A faithful copy of the entries is needed, one that leaves out the pictures.
_ _ _ _ _ _ _
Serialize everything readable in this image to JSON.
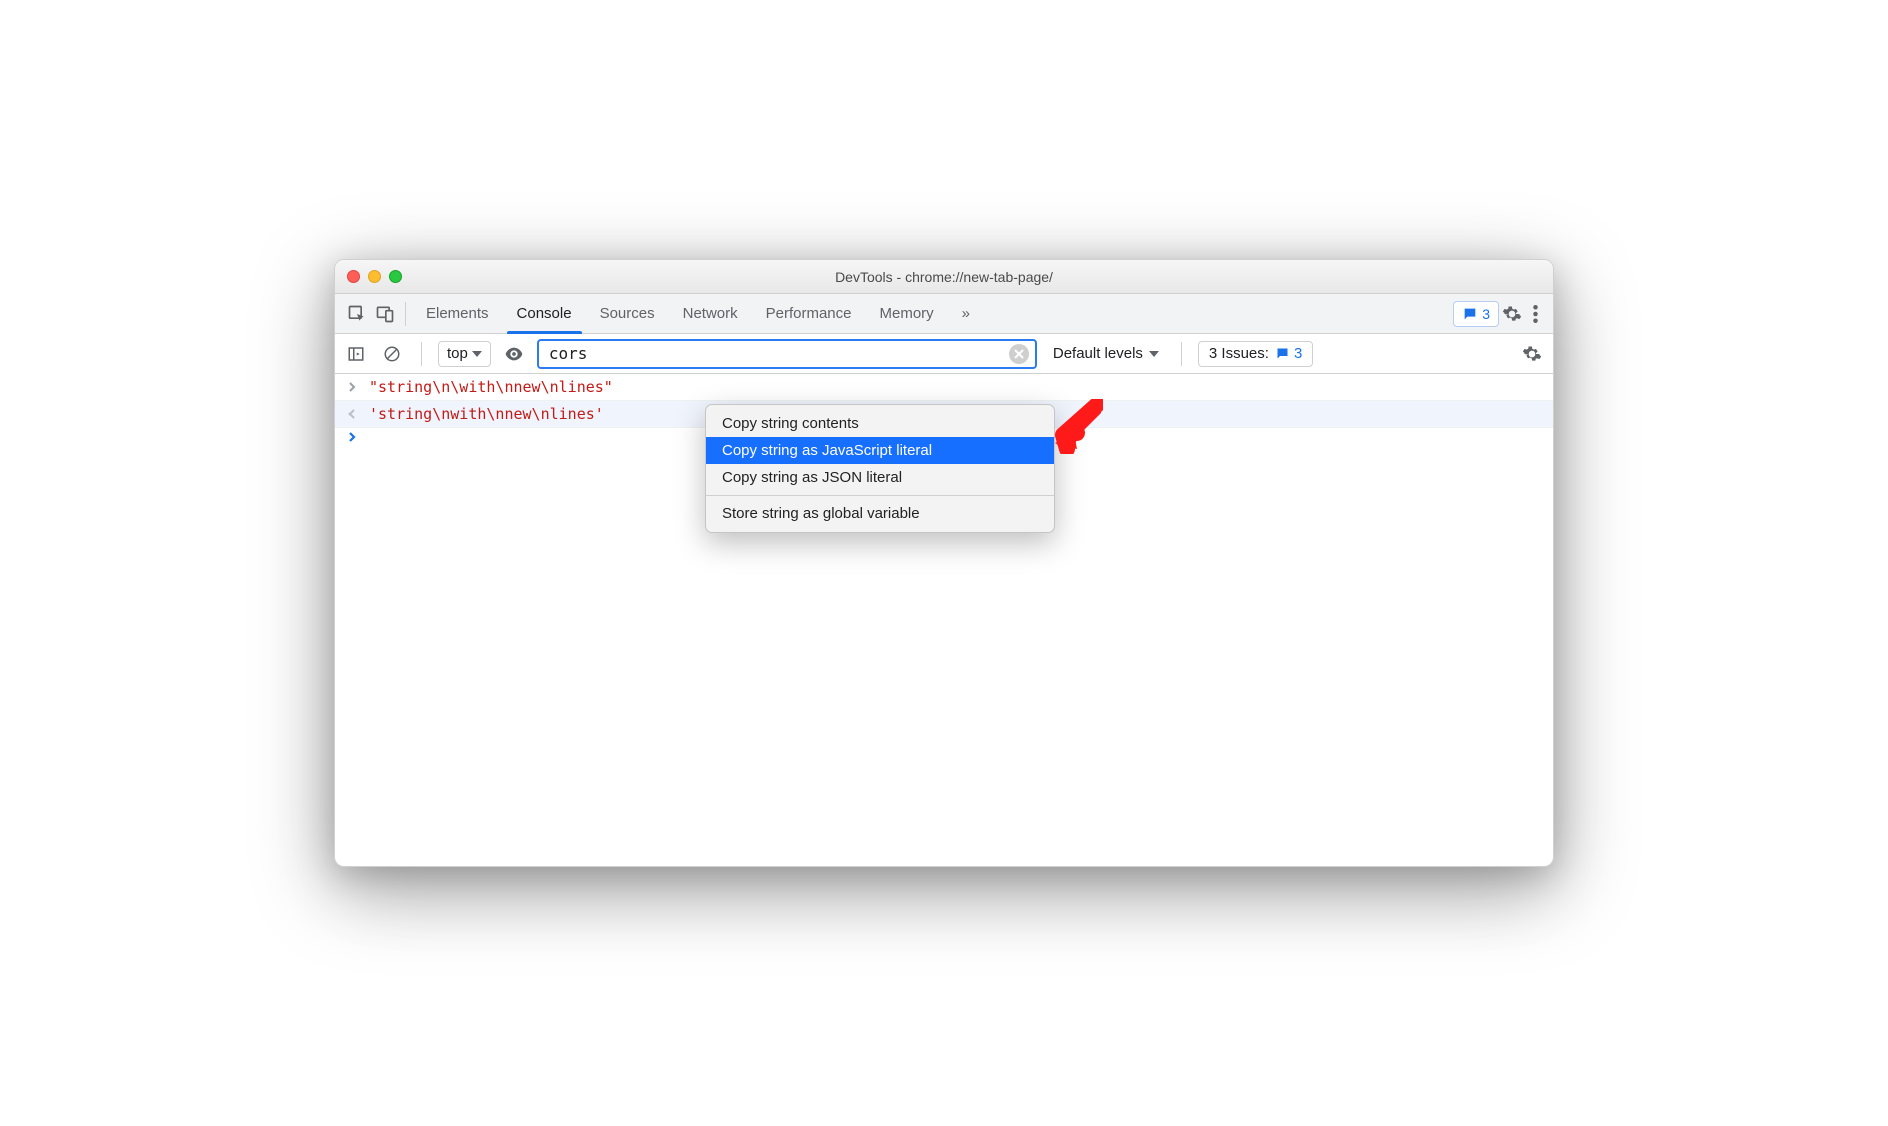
{
  "window": {
    "title": "DevTools - chrome://new-tab-page/"
  },
  "tabs": {
    "items": [
      "Elements",
      "Console",
      "Sources",
      "Network",
      "Performance",
      "Memory"
    ],
    "active": "Console",
    "overflow": "»",
    "messages_count": "3"
  },
  "filter": {
    "context": "top",
    "value": "cors",
    "levels_label": "Default levels",
    "issues_label": "3 Issues:",
    "issues_count": "3"
  },
  "console": {
    "line1": "\"string\\n\\with\\nnew\\nlines\"",
    "line2": "'string\\nwith\\nnew\\nlines'"
  },
  "contextmenu": {
    "items": [
      "Copy string contents",
      "Copy string as JavaScript literal",
      "Copy string as JSON literal",
      "Store string as global variable"
    ],
    "selected": 1
  }
}
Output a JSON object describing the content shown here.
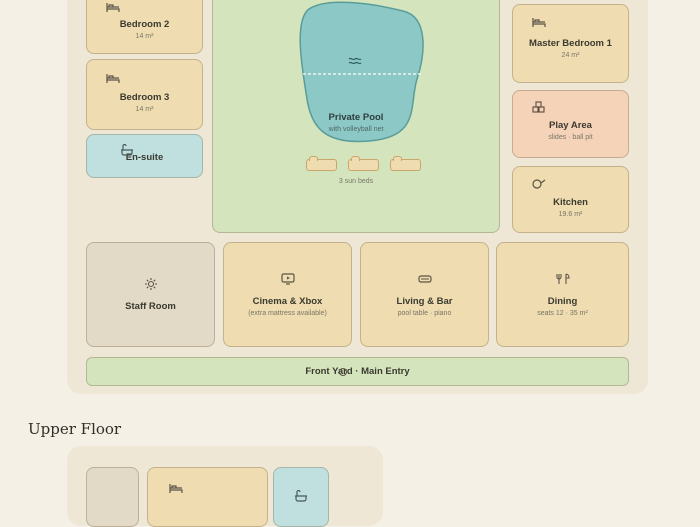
{
  "ground_floor": {
    "bedroom2": {
      "name": "Bedroom 2",
      "area": "14 m²",
      "icon": "bed-icon"
    },
    "bedroom3": {
      "name": "Bedroom 3",
      "area": "14 m²",
      "icon": "bed-icon"
    },
    "ensuite": {
      "name": "En-suite",
      "icon": "bathtub-icon"
    },
    "pool": {
      "name": "Private Pool",
      "note": "with volleyball net",
      "icon": "waves-icon",
      "sunbeds_caption": "3 sun beds",
      "sunbed_count": 3
    },
    "master": {
      "name": "Master Bedroom 1",
      "area": "24 m²",
      "icon": "bed-icon"
    },
    "play": {
      "name": "Play Area",
      "note": "slides · ball pit",
      "icon": "blocks-icon"
    },
    "kitchen": {
      "name": "Kitchen",
      "area": "19.6 m²",
      "icon": "pan-icon"
    },
    "staff": {
      "name": "Staff Room",
      "icon": "sun-icon"
    },
    "cinema": {
      "name": "Cinema & Xbox",
      "note": "(extra mattress available)",
      "icon": "tv-icon"
    },
    "living": {
      "name": "Living & Bar",
      "note": "pool table · piano",
      "icon": "sofa-icon"
    },
    "dining": {
      "name": "Dining",
      "note": "seats 12 · 35 m²",
      "icon": "cutlery-icon"
    },
    "entry": {
      "name": "Front Yard · Main Entry",
      "icon": "door-icon"
    }
  },
  "upper_floor": {
    "title": "Upper Floor"
  },
  "colors": {
    "background": "#f5f0e6",
    "plan": "#efe7d6",
    "bedroom": "#efdcb0",
    "bath": "#bfe0df",
    "play": "#f5d3b8",
    "staff": "#e2d9c6",
    "outdoor": "#d4e4bd",
    "pool": "#8cc8c6"
  }
}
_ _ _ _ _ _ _
• _Response for this exercise_
Serialize everything readable in this image to JSON.
{
  "window": {
    "title": "DevTools - chrome://new-tab-page/"
  },
  "tabs": {
    "items": [
      "Elements",
      "Console",
      "Sources",
      "Network",
      "Performance",
      "Memory"
    ],
    "active": "Console",
    "overflow": "»",
    "messages_count": "3"
  },
  "filter": {
    "context": "top",
    "value": "cors",
    "levels_label": "Default levels",
    "issues_label": "3 Issues:",
    "issues_count": "3"
  },
  "console": {
    "line1": "\"string\\n\\with\\nnew\\nlines\"",
    "line2": "'string\\nwith\\nnew\\nlines'"
  },
  "contextmenu": {
    "items": [
      "Copy string contents",
      "Copy string as JavaScript literal",
      "Copy string as JSON literal",
      "Store string as global variable"
    ],
    "selected": 1
  }
}
Output a JSON object describing the content shown here.
{
  "ground_floor": {
    "bedroom2": {
      "name": "Bedroom 2",
      "area": "14 m²",
      "icon": "bed-icon"
    },
    "bedroom3": {
      "name": "Bedroom 3",
      "area": "14 m²",
      "icon": "bed-icon"
    },
    "ensuite": {
      "name": "En-suite",
      "icon": "bathtub-icon"
    },
    "pool": {
      "name": "Private Pool",
      "note": "with volleyball net",
      "icon": "waves-icon",
      "sunbeds_caption": "3 sun beds",
      "sunbed_count": 3
    },
    "master": {
      "name": "Master Bedroom 1",
      "area": "24 m²",
      "icon": "bed-icon"
    },
    "play": {
      "name": "Play Area",
      "note": "slides · ball pit",
      "icon": "blocks-icon"
    },
    "kitchen": {
      "name": "Kitchen",
      "area": "19.6 m²",
      "icon": "pan-icon"
    },
    "staff": {
      "name": "Staff Room",
      "icon": "sun-icon"
    },
    "cinema": {
      "name": "Cinema & Xbox",
      "note": "(extra mattress available)",
      "icon": "tv-icon"
    },
    "living": {
      "name": "Living & Bar",
      "note": "pool table · piano",
      "icon": "sofa-icon"
    },
    "dining": {
      "name": "Dining",
      "note": "seats 12 · 35 m²",
      "icon": "cutlery-icon"
    },
    "entry": {
      "name": "Front Yard · Main Entry",
      "icon": "door-icon"
    }
  },
  "upper_floor": {
    "title": "Upper Floor"
  },
  "colors": {
    "background": "#f5f0e6",
    "plan": "#efe7d6",
    "bedroom": "#efdcb0",
    "bath": "#bfe0df",
    "play": "#f5d3b8",
    "staff": "#e2d9c6",
    "outdoor": "#d4e4bd",
    "pool": "#8cc8c6"
  }
}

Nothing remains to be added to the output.